● Task requirements: Search the entries for the word "label" and copy each line that has it.

[Records drawn from a dataset]
----------
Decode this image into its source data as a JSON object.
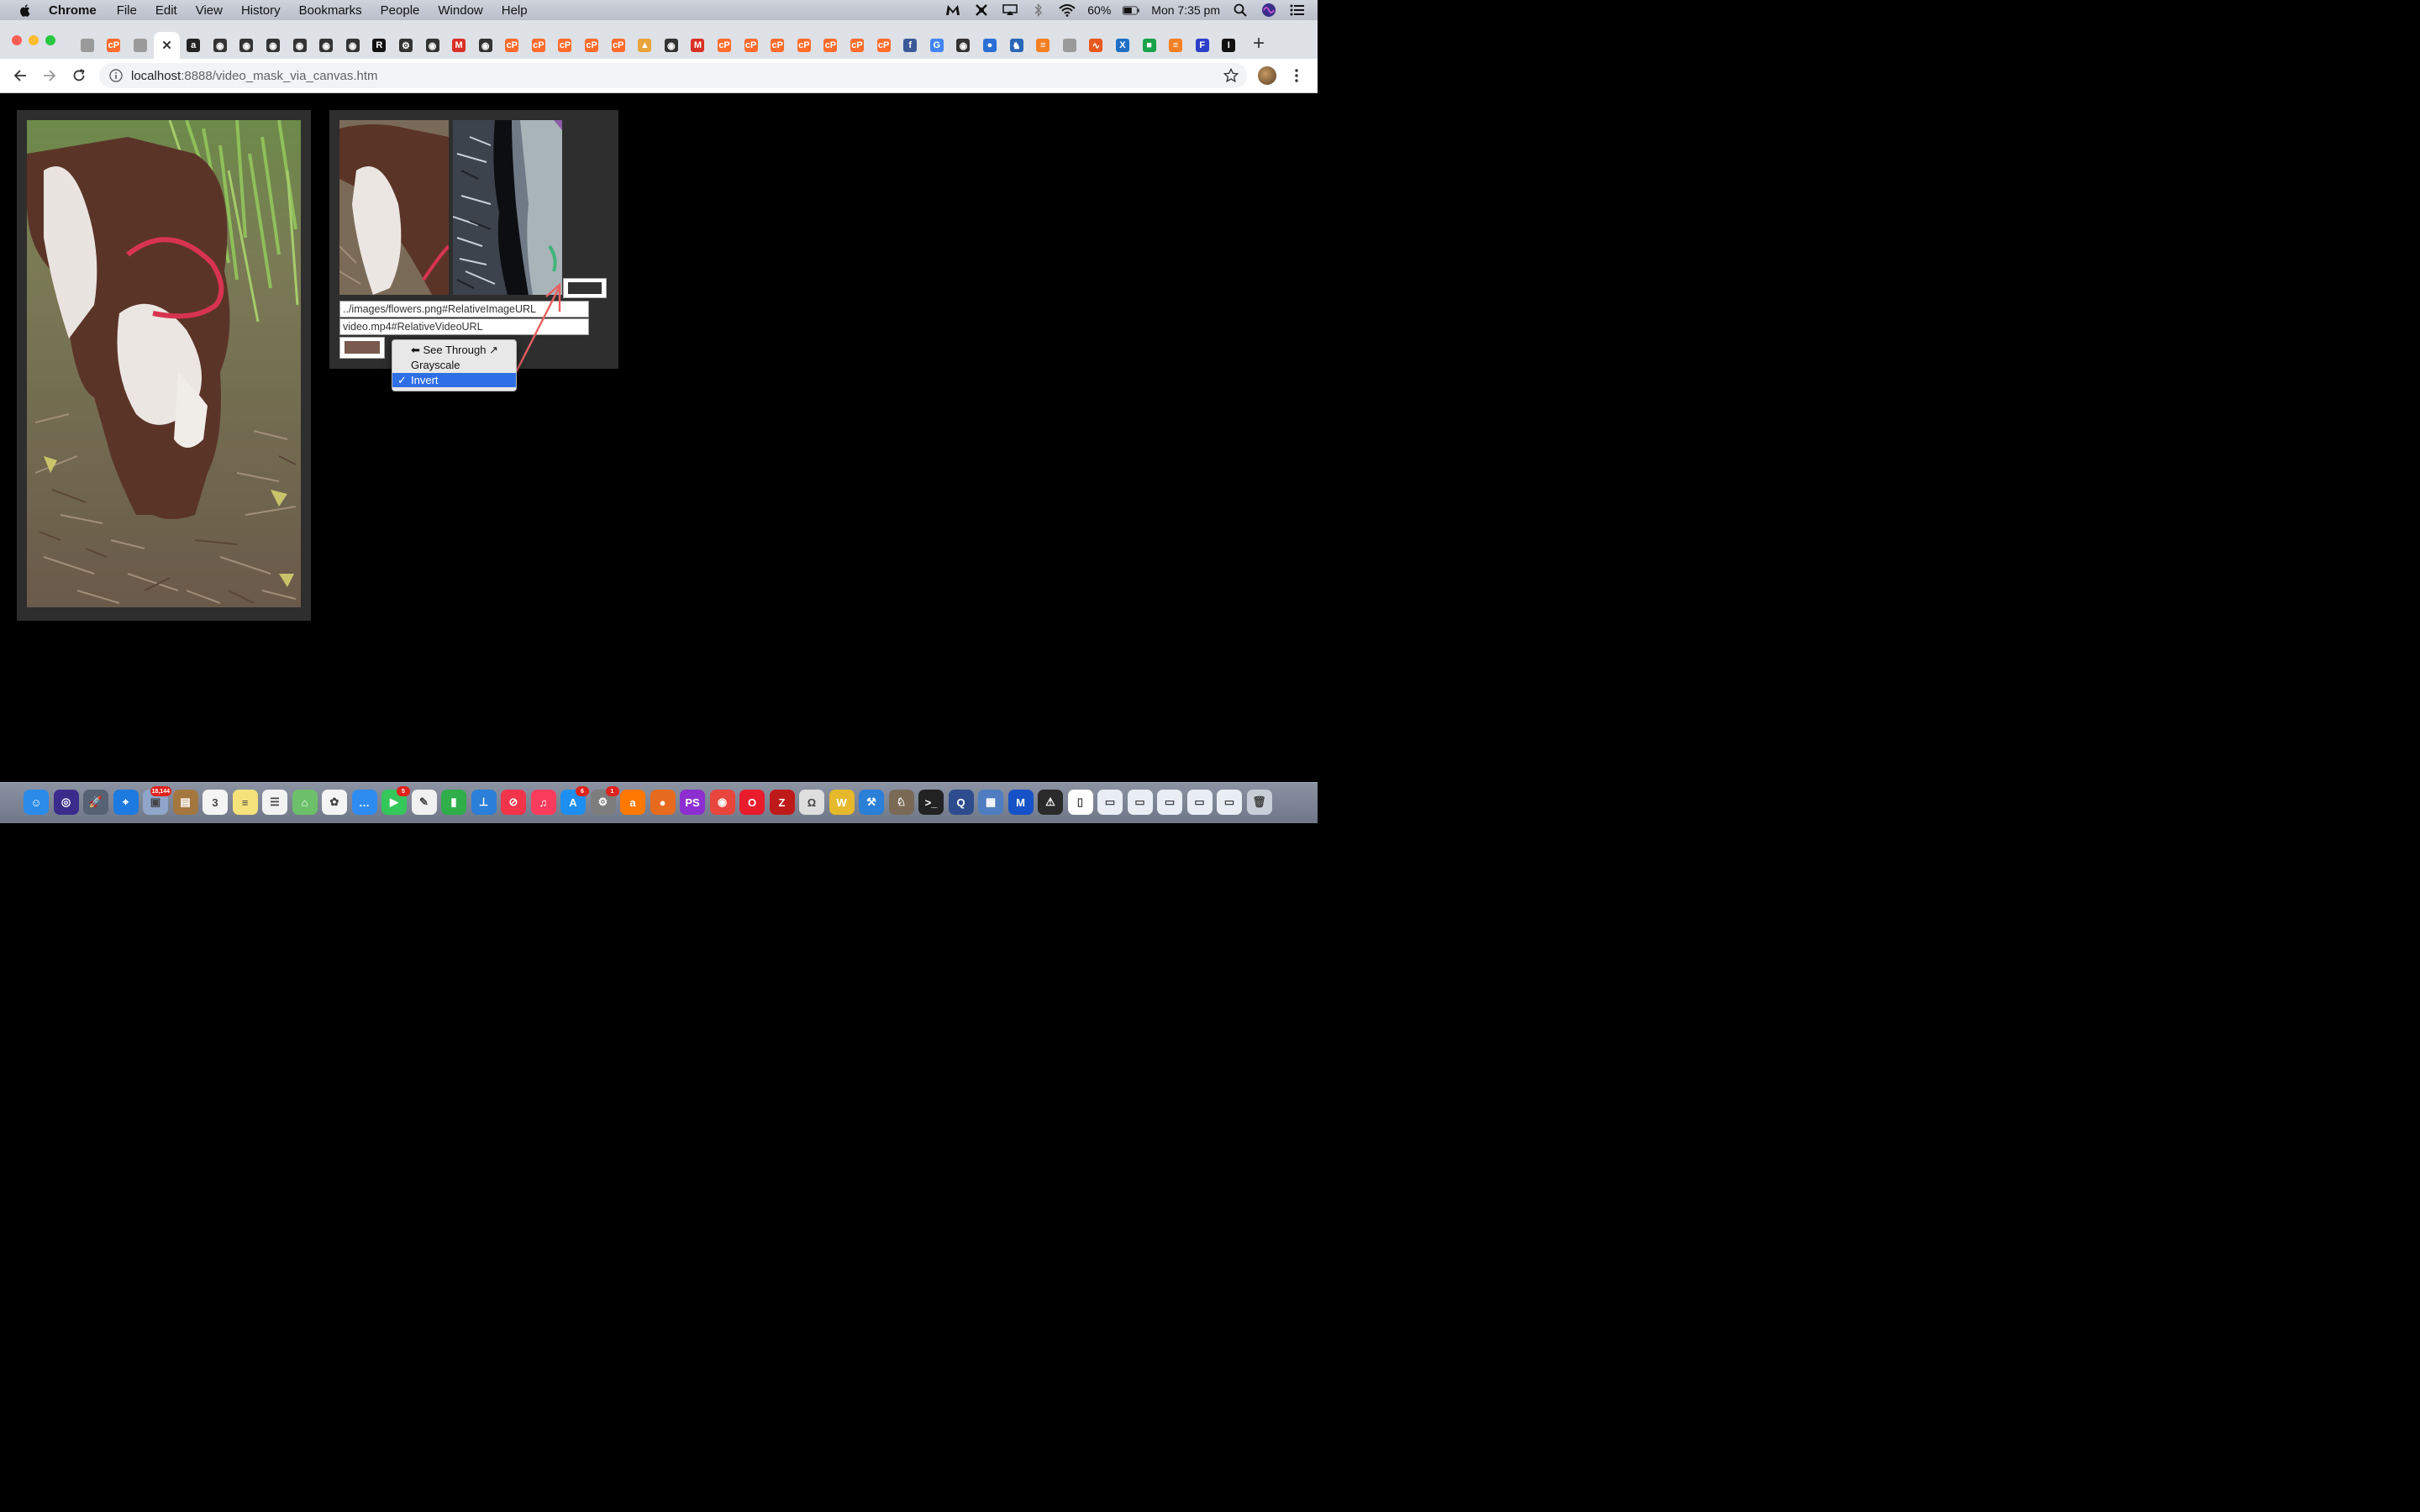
{
  "menubar": {
    "app": "Chrome",
    "items": [
      "File",
      "Edit",
      "View",
      "History",
      "Bookmarks",
      "People",
      "Window",
      "Help"
    ],
    "battery": "60%",
    "clock": "Mon 7:35 pm"
  },
  "tabs": [
    {
      "icon": "image-favicon",
      "color": "#9a9a9a",
      "glyph": ""
    },
    {
      "icon": "cpanel-favicon",
      "color": "#ff6c2c",
      "glyph": "cP"
    },
    {
      "icon": "image-favicon",
      "color": "#9a9a9a",
      "glyph": ""
    },
    {
      "icon": "close-icon",
      "color": "#ffffff",
      "glyph": "✕",
      "active": true
    },
    {
      "icon": "amazon-favicon",
      "color": "#222222",
      "glyph": "a"
    },
    {
      "icon": "globe-icon",
      "color": "#333333",
      "glyph": "◉"
    },
    {
      "icon": "globe-icon",
      "color": "#333333",
      "glyph": "◉"
    },
    {
      "icon": "globe-icon",
      "color": "#333333",
      "glyph": "◉"
    },
    {
      "icon": "globe-icon",
      "color": "#333333",
      "glyph": "◉"
    },
    {
      "icon": "globe-icon",
      "color": "#333333",
      "glyph": "◉"
    },
    {
      "icon": "globe-icon",
      "color": "#333333",
      "glyph": "◉"
    },
    {
      "icon": "regex-favicon",
      "color": "#111111",
      "glyph": "R"
    },
    {
      "icon": "gear-icon",
      "color": "#333333",
      "glyph": "⚙"
    },
    {
      "icon": "globe-icon",
      "color": "#333333",
      "glyph": "◉"
    },
    {
      "icon": "gmail-favicon",
      "color": "#d93025",
      "glyph": "M"
    },
    {
      "icon": "globe-icon",
      "color": "#333333",
      "glyph": "◉"
    },
    {
      "icon": "cpanel-favicon",
      "color": "#ff6c2c",
      "glyph": "cP"
    },
    {
      "icon": "cpanel-favicon",
      "color": "#ff6c2c",
      "glyph": "cP"
    },
    {
      "icon": "cpanel-favicon",
      "color": "#ff6c2c",
      "glyph": "cP"
    },
    {
      "icon": "cpanel-favicon",
      "color": "#ff6c2c",
      "glyph": "cP"
    },
    {
      "icon": "cpanel-favicon",
      "color": "#ff6c2c",
      "glyph": "cP"
    },
    {
      "icon": "phpmyadmin-favicon",
      "color": "#e8a33b",
      "glyph": "▲"
    },
    {
      "icon": "globe-icon",
      "color": "#333333",
      "glyph": "◉"
    },
    {
      "icon": "gmail-favicon",
      "color": "#d93025",
      "glyph": "M"
    },
    {
      "icon": "cpanel-favicon",
      "color": "#ff6c2c",
      "glyph": "cP"
    },
    {
      "icon": "cpanel-favicon",
      "color": "#ff6c2c",
      "glyph": "cP"
    },
    {
      "icon": "cpanel-favicon",
      "color": "#ff6c2c",
      "glyph": "cP"
    },
    {
      "icon": "cpanel-favicon",
      "color": "#ff6c2c",
      "glyph": "cP"
    },
    {
      "icon": "cpanel-favicon",
      "color": "#ff6c2c",
      "glyph": "cP"
    },
    {
      "icon": "cpanel-favicon",
      "color": "#ff6c2c",
      "glyph": "cP"
    },
    {
      "icon": "cpanel-favicon",
      "color": "#ff6c2c",
      "glyph": "cP"
    },
    {
      "icon": "facebook-favicon",
      "color": "#3b5998",
      "glyph": "f"
    },
    {
      "icon": "google-favicon",
      "color": "#4285f4",
      "glyph": "G"
    },
    {
      "icon": "globe-icon",
      "color": "#333333",
      "glyph": "◉"
    },
    {
      "icon": "firefox-favicon",
      "color": "#2a6fd6",
      "glyph": "●"
    },
    {
      "icon": "person-favicon",
      "color": "#2966b8",
      "glyph": "♞"
    },
    {
      "icon": "stackoverflow-favicon",
      "color": "#f48024",
      "glyph": "≡"
    },
    {
      "icon": "image-favicon",
      "color": "#9a9a9a",
      "glyph": ""
    },
    {
      "icon": "chart-favicon",
      "color": "#e8581f",
      "glyph": "∿"
    },
    {
      "icon": "x-favicon",
      "color": "#1f6fc5",
      "glyph": "X"
    },
    {
      "icon": "cube-favicon",
      "color": "#1aa34a",
      "glyph": "■"
    },
    {
      "icon": "stackoverflow-favicon",
      "color": "#f48024",
      "glyph": "≡"
    },
    {
      "icon": "f-favicon",
      "color": "#2b3fc9",
      "glyph": "F"
    },
    {
      "icon": "i-favicon",
      "color": "#111111",
      "glyph": "I"
    }
  ],
  "address": {
    "host": "localhost",
    "rest": ":8888/video_mask_via_canvas.htm"
  },
  "form": {
    "image_url": "../images/flowers.png#RelativeImageURL",
    "video_url": "video.mp4#RelativeVideoURL"
  },
  "dropdown": {
    "options": [
      {
        "label": "⬅ See Through ↗",
        "selected": false
      },
      {
        "label": "Grayscale",
        "selected": false
      },
      {
        "label": "Invert",
        "selected": true
      }
    ],
    "check": "✓"
  },
  "colors": {
    "swatch": "#7a5a4e",
    "swatch_small": "#333333",
    "panel": "#2e2e2e",
    "arrow": "#e86060"
  },
  "dock": [
    {
      "icon": "finder-icon",
      "color": "#2b8be8",
      "glyph": "☺"
    },
    {
      "icon": "siri-icon",
      "color": "#3b2c8c",
      "glyph": "◎"
    },
    {
      "icon": "launchpad-icon",
      "color": "#566273",
      "glyph": "🚀"
    },
    {
      "icon": "safari-icon",
      "color": "#1d7ae0",
      "glyph": "⌖"
    },
    {
      "icon": "preview-icon",
      "color": "#8fa5c9",
      "glyph": "▣",
      "badge": "18,144"
    },
    {
      "icon": "notes-brown-icon",
      "color": "#a4773f",
      "glyph": "▤"
    },
    {
      "icon": "calendar-icon",
      "color": "#f4f4f4",
      "glyph": "3"
    },
    {
      "icon": "notes-icon",
      "color": "#f6e27a",
      "glyph": "≡"
    },
    {
      "icon": "reminders-icon",
      "color": "#f2f2f2",
      "glyph": "☰"
    },
    {
      "icon": "maps-icon",
      "color": "#6cc06a",
      "glyph": "⌂"
    },
    {
      "icon": "photos-icon",
      "color": "#f4f4f4",
      "glyph": "✿"
    },
    {
      "icon": "messages-icon",
      "color": "#2e8cf0",
      "glyph": "…"
    },
    {
      "icon": "facetime-icon",
      "color": "#34c759",
      "glyph": "▶",
      "badge": "5"
    },
    {
      "icon": "textedit-icon",
      "color": "#f0f0f0",
      "glyph": "✎"
    },
    {
      "icon": "numbers-icon",
      "color": "#2fae4a",
      "glyph": "▮"
    },
    {
      "icon": "keynote-icon",
      "color": "#2c7fd8",
      "glyph": "⊥"
    },
    {
      "icon": "news-icon",
      "color": "#f2344a",
      "glyph": "⊘"
    },
    {
      "icon": "music-icon",
      "color": "#fc3c5c",
      "glyph": "♫"
    },
    {
      "icon": "appstore-icon",
      "color": "#1d8ff0",
      "glyph": "A",
      "badge": "6"
    },
    {
      "icon": "settings-icon",
      "color": "#7d7d7d",
      "glyph": "⚙",
      "badge": "1"
    },
    {
      "icon": "avast-icon",
      "color": "#ff7800",
      "glyph": "a"
    },
    {
      "icon": "firefox-icon",
      "color": "#e66b1f",
      "glyph": "●"
    },
    {
      "icon": "phpstorm-icon",
      "color": "#8d2fd0",
      "glyph": "PS"
    },
    {
      "icon": "chrome-icon",
      "color": "#e8453c",
      "glyph": "◉"
    },
    {
      "icon": "opera-icon",
      "color": "#e81c2c",
      "glyph": "O"
    },
    {
      "icon": "filezilla-icon",
      "color": "#bf1a1a",
      "glyph": "Z"
    },
    {
      "icon": "sequel-icon",
      "color": "#dedede",
      "glyph": "Ω"
    },
    {
      "icon": "wireshark-icon",
      "color": "#e6b92c",
      "glyph": "W"
    },
    {
      "icon": "xcode-icon",
      "color": "#2a7fd6",
      "glyph": "⚒"
    },
    {
      "icon": "gimp-icon",
      "color": "#7a6a55",
      "glyph": "♘"
    },
    {
      "icon": "terminal-icon",
      "color": "#222222",
      "glyph": ">_"
    },
    {
      "icon": "quicktime-icon",
      "color": "#2d4c8e",
      "glyph": "Q"
    },
    {
      "icon": "preview-app-icon",
      "color": "#4f7dc2",
      "glyph": "▦"
    },
    {
      "icon": "malwarebytes-icon",
      "color": "#1652c7",
      "glyph": "M"
    },
    {
      "icon": "console-icon",
      "color": "#2a2a2a",
      "glyph": "⚠"
    },
    {
      "icon": "document-icon",
      "color": "#ffffff",
      "glyph": "▯"
    },
    {
      "icon": "document-icon",
      "color": "#e9eef5",
      "glyph": "▭"
    },
    {
      "icon": "document-icon",
      "color": "#e9eef5",
      "glyph": "▭"
    },
    {
      "icon": "document-icon",
      "color": "#e9eef5",
      "glyph": "▭"
    },
    {
      "icon": "document-icon",
      "color": "#e9eef5",
      "glyph": "▭"
    },
    {
      "icon": "document-icon",
      "color": "#e9eef5",
      "glyph": "▭"
    },
    {
      "icon": "trash-icon",
      "color": "#c9cfd8",
      "glyph": "🗑"
    }
  ]
}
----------
● Answer for this exercise:
        "label": "⬅ See Through ↗",
        "label": "Grayscale",
        "label": "Invert",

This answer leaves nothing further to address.